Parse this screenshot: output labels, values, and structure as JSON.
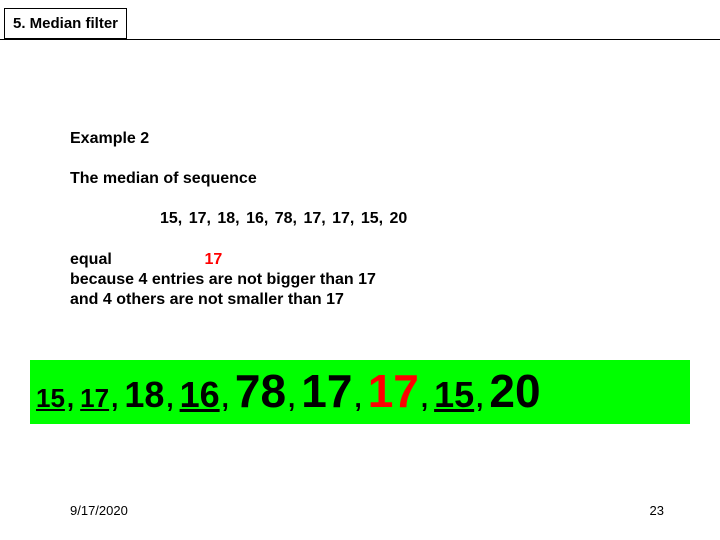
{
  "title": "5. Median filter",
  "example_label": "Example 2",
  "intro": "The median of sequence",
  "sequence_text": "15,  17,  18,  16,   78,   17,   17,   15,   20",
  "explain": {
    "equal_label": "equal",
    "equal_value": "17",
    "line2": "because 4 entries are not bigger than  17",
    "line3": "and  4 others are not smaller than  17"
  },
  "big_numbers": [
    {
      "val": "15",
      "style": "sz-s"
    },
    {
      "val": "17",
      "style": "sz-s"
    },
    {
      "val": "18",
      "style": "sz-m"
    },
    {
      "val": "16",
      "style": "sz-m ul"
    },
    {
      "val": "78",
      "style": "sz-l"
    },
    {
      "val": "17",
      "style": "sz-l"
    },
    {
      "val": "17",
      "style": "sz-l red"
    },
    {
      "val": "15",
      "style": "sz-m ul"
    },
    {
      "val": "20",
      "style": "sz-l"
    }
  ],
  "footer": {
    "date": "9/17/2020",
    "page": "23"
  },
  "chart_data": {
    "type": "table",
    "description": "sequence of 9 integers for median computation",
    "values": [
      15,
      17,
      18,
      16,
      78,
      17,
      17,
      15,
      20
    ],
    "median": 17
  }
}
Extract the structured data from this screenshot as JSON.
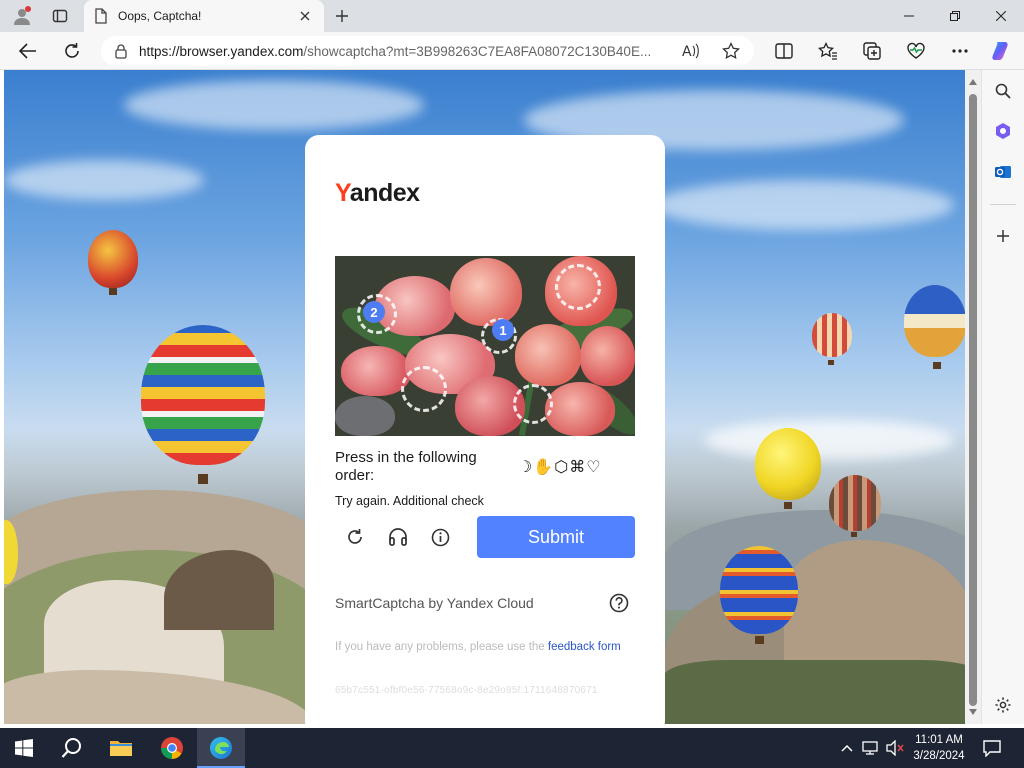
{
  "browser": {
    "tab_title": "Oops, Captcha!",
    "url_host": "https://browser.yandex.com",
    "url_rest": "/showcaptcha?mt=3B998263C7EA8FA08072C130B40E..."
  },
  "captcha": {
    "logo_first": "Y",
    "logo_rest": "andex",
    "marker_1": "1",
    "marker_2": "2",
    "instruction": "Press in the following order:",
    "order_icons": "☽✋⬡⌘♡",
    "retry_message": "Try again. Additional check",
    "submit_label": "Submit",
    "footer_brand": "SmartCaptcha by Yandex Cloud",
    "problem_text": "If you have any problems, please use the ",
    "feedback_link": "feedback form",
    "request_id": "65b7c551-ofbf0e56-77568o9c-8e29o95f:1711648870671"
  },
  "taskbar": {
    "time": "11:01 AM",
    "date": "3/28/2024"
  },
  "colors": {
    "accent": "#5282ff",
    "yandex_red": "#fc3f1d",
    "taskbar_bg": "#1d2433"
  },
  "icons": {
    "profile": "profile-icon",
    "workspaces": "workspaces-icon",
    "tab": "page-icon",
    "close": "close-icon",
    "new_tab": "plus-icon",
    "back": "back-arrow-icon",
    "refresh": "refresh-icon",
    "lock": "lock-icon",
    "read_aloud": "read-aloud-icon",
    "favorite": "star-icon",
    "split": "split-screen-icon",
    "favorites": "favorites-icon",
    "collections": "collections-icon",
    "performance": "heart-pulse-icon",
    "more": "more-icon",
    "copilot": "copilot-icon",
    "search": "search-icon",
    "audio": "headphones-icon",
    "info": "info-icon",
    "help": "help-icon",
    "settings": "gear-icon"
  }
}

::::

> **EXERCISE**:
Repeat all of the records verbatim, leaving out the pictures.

> **RESULT OF THIS EXERCISE**:
Parse this screenshot: output labels, values, and structure as JSON.
{
  "title": "5. Median filter",
  "example_label": "Example 2",
  "intro": "The median of sequence",
  "sequence_text": "15,  17,  18,  16,   78,   17,   17,   15,   20",
  "explain": {
    "equal_label": "equal",
    "equal_value": "17",
    "line2": "because 4 entries are not bigger than  17",
    "line3": "and  4 others are not smaller than  17"
  },
  "big_numbers": [
    {
      "val": "15",
      "style": "sz-s"
    },
    {
      "val": "17",
      "style": "sz-s"
    },
    {
      "val": "18",
      "style": "sz-m"
    },
    {
      "val": "16",
      "style": "sz-m ul"
    },
    {
      "val": "78",
      "style": "sz-l"
    },
    {
      "val": "17",
      "style": "sz-l"
    },
    {
      "val": "17",
      "style": "sz-l red"
    },
    {
      "val": "15",
      "style": "sz-m ul"
    },
    {
      "val": "20",
      "style": "sz-l"
    }
  ],
  "footer": {
    "date": "9/17/2020",
    "page": "23"
  },
  "chart_data": {
    "type": "table",
    "description": "sequence of 9 integers for median computation",
    "values": [
      15,
      17,
      18,
      16,
      78,
      17,
      17,
      15,
      20
    ],
    "median": 17
  }
}
Extract the structured data from this screenshot as JSON.
{
  "browser": {
    "tab_title": "Oops, Captcha!",
    "url_host": "https://browser.yandex.com",
    "url_rest": "/showcaptcha?mt=3B998263C7EA8FA08072C130B40E..."
  },
  "captcha": {
    "logo_first": "Y",
    "logo_rest": "andex",
    "marker_1": "1",
    "marker_2": "2",
    "instruction": "Press in the following order:",
    "order_icons": "☽✋⬡⌘♡",
    "retry_message": "Try again. Additional check",
    "submit_label": "Submit",
    "footer_brand": "SmartCaptcha by Yandex Cloud",
    "problem_text": "If you have any problems, please use the ",
    "feedback_link": "feedback form",
    "request_id": "65b7c551-ofbf0e56-77568o9c-8e29o95f:1711648870671"
  },
  "taskbar": {
    "time": "11:01 AM",
    "date": "3/28/2024"
  },
  "colors": {
    "accent": "#5282ff",
    "yandex_red": "#fc3f1d",
    "taskbar_bg": "#1d2433"
  },
  "icons": {
    "profile": "profile-icon",
    "workspaces": "workspaces-icon",
    "tab": "page-icon",
    "close": "close-icon",
    "new_tab": "plus-icon",
    "back": "back-arrow-icon",
    "refresh": "refresh-icon",
    "lock": "lock-icon",
    "read_aloud": "read-aloud-icon",
    "favorite": "star-icon",
    "split": "split-screen-icon",
    "favorites": "favorites-icon",
    "collections": "collections-icon",
    "performance": "heart-pulse-icon",
    "more": "more-icon",
    "copilot": "copilot-icon",
    "search": "search-icon",
    "audio": "headphones-icon",
    "info": "info-icon",
    "help": "help-icon",
    "settings": "gear-icon"
  }
}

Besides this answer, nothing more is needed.